flu = Always lower respiratory tract infection

Shoulder rule, roughly said.

You may get away with just making a cold worse, but you may get killed if you have influenza. Those with long memories may recall the last time swine flu caused panic. It was in 1976, and it was down to a young, fit and healthy US Army recruit going on long route marches while infected with it. Caused international panic and a metric ton of lawsuits. All down to a mild infection aggravated by exercise.

The other thing to bear in mind is that training with a fever can be quite dangerous, as your body's thermostat is faulty and may not deal with the excess heat generated by training, or training in a cold place.
User avatar
Gelert
Active Member
 
Posts: 6935
Joined: Sat Aug 20, 2005 10:19 pm

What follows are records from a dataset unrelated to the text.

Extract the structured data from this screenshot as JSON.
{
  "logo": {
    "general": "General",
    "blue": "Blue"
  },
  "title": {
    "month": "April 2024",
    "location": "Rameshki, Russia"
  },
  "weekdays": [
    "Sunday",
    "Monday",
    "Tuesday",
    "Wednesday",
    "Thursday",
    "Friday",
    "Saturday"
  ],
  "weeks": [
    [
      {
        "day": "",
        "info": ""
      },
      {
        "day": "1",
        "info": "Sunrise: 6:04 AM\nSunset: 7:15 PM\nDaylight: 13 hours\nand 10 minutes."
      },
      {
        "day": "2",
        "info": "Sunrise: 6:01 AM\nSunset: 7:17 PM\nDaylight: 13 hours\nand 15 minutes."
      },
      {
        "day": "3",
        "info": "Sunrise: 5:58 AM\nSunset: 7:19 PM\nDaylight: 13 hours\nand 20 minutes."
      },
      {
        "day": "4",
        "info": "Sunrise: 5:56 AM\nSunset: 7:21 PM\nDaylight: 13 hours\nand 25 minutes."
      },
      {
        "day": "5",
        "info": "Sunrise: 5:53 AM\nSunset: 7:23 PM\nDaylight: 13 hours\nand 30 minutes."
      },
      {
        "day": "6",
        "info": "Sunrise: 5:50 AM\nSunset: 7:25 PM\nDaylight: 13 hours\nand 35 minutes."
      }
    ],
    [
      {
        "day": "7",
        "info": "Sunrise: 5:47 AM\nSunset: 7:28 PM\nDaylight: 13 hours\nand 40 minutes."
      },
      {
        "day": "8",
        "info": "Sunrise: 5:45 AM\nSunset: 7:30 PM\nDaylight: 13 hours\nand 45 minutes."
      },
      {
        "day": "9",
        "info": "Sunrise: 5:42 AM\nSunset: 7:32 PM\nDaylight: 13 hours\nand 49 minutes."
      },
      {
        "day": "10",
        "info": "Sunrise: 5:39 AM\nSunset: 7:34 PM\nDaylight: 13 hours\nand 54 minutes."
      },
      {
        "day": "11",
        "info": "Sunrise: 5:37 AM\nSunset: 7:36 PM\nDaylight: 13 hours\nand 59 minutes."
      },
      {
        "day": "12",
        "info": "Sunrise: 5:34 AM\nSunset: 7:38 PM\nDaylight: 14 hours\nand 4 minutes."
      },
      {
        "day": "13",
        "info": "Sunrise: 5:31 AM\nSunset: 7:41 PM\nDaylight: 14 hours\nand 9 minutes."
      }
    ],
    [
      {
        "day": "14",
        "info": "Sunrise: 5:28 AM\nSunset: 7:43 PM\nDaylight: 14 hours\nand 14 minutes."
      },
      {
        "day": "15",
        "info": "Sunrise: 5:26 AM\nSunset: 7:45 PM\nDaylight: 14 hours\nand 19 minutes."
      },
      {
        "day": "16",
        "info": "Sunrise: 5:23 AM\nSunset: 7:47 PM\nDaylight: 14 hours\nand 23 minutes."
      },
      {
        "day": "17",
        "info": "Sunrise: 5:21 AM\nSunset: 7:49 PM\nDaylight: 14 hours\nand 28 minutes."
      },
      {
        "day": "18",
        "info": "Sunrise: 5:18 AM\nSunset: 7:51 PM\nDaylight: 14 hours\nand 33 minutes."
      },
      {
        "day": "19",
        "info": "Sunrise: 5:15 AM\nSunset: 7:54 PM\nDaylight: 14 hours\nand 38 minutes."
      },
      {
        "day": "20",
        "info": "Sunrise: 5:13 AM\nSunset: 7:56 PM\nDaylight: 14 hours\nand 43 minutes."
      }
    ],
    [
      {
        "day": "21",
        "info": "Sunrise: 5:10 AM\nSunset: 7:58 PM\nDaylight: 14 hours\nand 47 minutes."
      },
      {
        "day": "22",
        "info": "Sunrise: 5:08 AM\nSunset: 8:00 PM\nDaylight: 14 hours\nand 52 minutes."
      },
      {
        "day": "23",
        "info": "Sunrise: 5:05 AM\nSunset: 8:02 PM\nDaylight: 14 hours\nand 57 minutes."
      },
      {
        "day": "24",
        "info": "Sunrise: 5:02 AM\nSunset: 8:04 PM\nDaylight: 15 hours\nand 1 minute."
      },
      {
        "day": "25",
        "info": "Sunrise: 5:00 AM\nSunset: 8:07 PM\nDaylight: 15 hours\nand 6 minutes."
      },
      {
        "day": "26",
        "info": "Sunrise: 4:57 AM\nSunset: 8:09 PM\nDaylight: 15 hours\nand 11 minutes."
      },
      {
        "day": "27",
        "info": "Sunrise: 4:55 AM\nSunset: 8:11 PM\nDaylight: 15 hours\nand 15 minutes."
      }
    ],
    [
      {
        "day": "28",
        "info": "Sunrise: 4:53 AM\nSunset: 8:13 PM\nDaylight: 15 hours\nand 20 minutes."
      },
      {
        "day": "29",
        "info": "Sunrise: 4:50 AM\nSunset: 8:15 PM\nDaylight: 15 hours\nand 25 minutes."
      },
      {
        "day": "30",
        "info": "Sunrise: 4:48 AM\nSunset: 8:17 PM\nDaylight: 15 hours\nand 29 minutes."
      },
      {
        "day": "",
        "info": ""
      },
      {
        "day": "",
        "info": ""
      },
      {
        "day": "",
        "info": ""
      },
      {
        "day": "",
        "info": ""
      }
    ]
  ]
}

Postby skoptic » Wed Aug 26, 2009 3:47 pm

cyclebot wrote:YET!
I bet you will one day!


LOL - Thanks for the vote of confidence!! :-)
User avatar
skoptic
Facebook Admin
 
Posts: 1070
Joined: Thu May 21, 2009 4:12 pm
Location: Kensworth

Postby Tardigrada » Sun Nov 08, 2009 8:52 pm

How long should you wait before starting to train again?
User avatar
Tardigrada
New Member
 
Posts: 24
Joined: Wed Sep 30, 2009 6:49 am
Location: Finland

Postby xrodolfox » Mon Nov 09, 2009 10:30 pm

Gelert wrote:You may get killed [training] if you have influenza.


troof.

however, I find that if I just have serious congestion, and what's generally considered a "cold", I get better quicker when I train.

However, if I at all feel more tired than usual, or at all feel ill in my lungs or below the neck, I don't do anything but rest and eat lots of soup.
"The worker has the right to leave his boss, but can she do it? And if she does quit him, is it in order to lead a free life; where she will have no master but herself? No, she leaves to sell herself to another employer. She's driven by the same hunger. Thus the worker's liberty is only a theoretical freedom, lacking any means of realization; an utter falsehood."
-Bakunin
User avatar
xrodolfox
Site Admin
 
Posts: 3579
Joined: Mon Jul 31, 2006 7:29 pm
Location: Eugene, OR


Return to Vegan Runners

Who is online

Users browsing this forum: No registered users and 1 guest